Just one: Ich esse nicht.
Ich bin nicht esse. makes no sense in German. German doesn't need a helping verb for the present tense. It would make as much sense as, say, "I do am eating." -- "do" is needed in some sentences in English but it makes no sense to put it into this one.
Is "gern haben" the same as/similar to "moegen"?
gern haben is a bit more like "be fond of". It's an affectionate feeling.
You can eine Person gern haben (like a person / be fond of a person). But Bäume gern haben sounds a bit odd to me; trees are not usually something you talk about having affection for -- they're not cuddly.
To my latest knowledge, nicht is used with definite pronouns (der, das and die), whereas kein and keine are used with indefinite pronouns (kein with ein and keine with eine). So kein or keine literally mean "not a", they do not mean however, "not the". E.g: I do not like the apple, become Ich mag den Apfel nicht.
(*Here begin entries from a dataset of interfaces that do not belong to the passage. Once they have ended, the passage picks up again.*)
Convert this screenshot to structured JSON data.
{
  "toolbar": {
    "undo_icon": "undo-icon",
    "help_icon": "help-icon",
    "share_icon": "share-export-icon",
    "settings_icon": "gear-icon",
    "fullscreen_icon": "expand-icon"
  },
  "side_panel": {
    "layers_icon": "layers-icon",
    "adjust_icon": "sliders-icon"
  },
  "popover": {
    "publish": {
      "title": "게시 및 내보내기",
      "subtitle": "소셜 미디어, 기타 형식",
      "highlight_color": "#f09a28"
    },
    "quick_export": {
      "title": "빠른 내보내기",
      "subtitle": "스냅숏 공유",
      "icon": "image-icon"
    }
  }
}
I do not like apples (or apple), becomes Ich mag keine Äpfel (keinen Apfel). Also, nicht is used with adjectives. E.g: I bin nicht traurig (I am not sad). On the other hand, kein is used in cases similar to Ich habe keinen Hunger (which is I am not hungry, or literally, I do not have a hunger). Here, Hunger is a masculine noun (similar to the case of Apfel also), so the declension applies to kein, similar to ein (expect to see keinen, keinem, keiner, etc). Hope my answer was helpful.
Sentences with an indefinite accusative object or an indefinite predicative complement are negated using a form of "kein".
"trees" is an indefinite accusative (direct) object here. So the best translation is "Magst du keine Bäume" (which is accepted). "Magst du Bäume nicht" is a possible alternative in this case, but definitely not the best one, so you should not learn that.
In questions the positions of subject and verb are inverted. It is like "you are" and "are you?" in English.
That's what many people learn, but I think it's confusing to explain it with "inversion" -- because it leads learners to wonder whether Morgen fahre ich zum Arzt can't be misunderstood as a question, because "the positions of subject and verb are inverted".
I think it's probably better to talk about "verb in first position" and "verb in second position", rather than where the subject is in relation to the verb.
Also, "verb in first position" is for yes-no questions but not for WH questions.
Because the usual position of adverbs like "nicht" are at the end of the sentence, after all the objects, but before any infinitives and participles, if there are any.
And the "verb second" rule only applies to affirmative sentences (statements). It does not apply to questions and orders. We have a question here. Questions usually start with the verb, if there is no question word heading them. In that case the verb usually comes second.
The difference is rather small. Maybe the biggest difference is the expected answer.
"Magst du keine Bäume?" is the neutral way to put it.
"Magst du Bäume nicht?" sounds more astonished, maybe expecting some kind of apologizing explanation as an answer, or an answer like "No, I love them".
You can use "nicht" if you follow the correct word order. The "nicht" needs to be placed at the end of the sentence: "Magst du Bäume nicht?"
But it is far more common to use a form of "kein" when negating sentencees with an indefinite accusative object. "kein" needs to be inflected and comes directly before the negated noun: "Magst du keine Bäume?".
Duolingo's Correct Solution as of April 18, 2020: Magst du keine Bäume?
That is actually "Do you like no trees?"
I had "Magst du die Bäume nicht?" and they said it was wrong. I see above that the "correct translation" is "Magst du Bäume nicht?"
So, while I inserted a "the" into my "incorrect" response, it's a lot closer to reality than "Do you like no trees?"
"Magst du die Bäume nicht?" would be "Don't you like the trees?". This is a different sentece and therefore not accepted.
"Magst du keine Bäume?" is the most common way of saying "Don't you like trees?" in German. sentences with indefinite accusative objects are usually negated by a form of "kein", not "nicht".
"Magst du Bäume nicht?" can be used as well, but is somewhat less common. Both versions are accepted, however.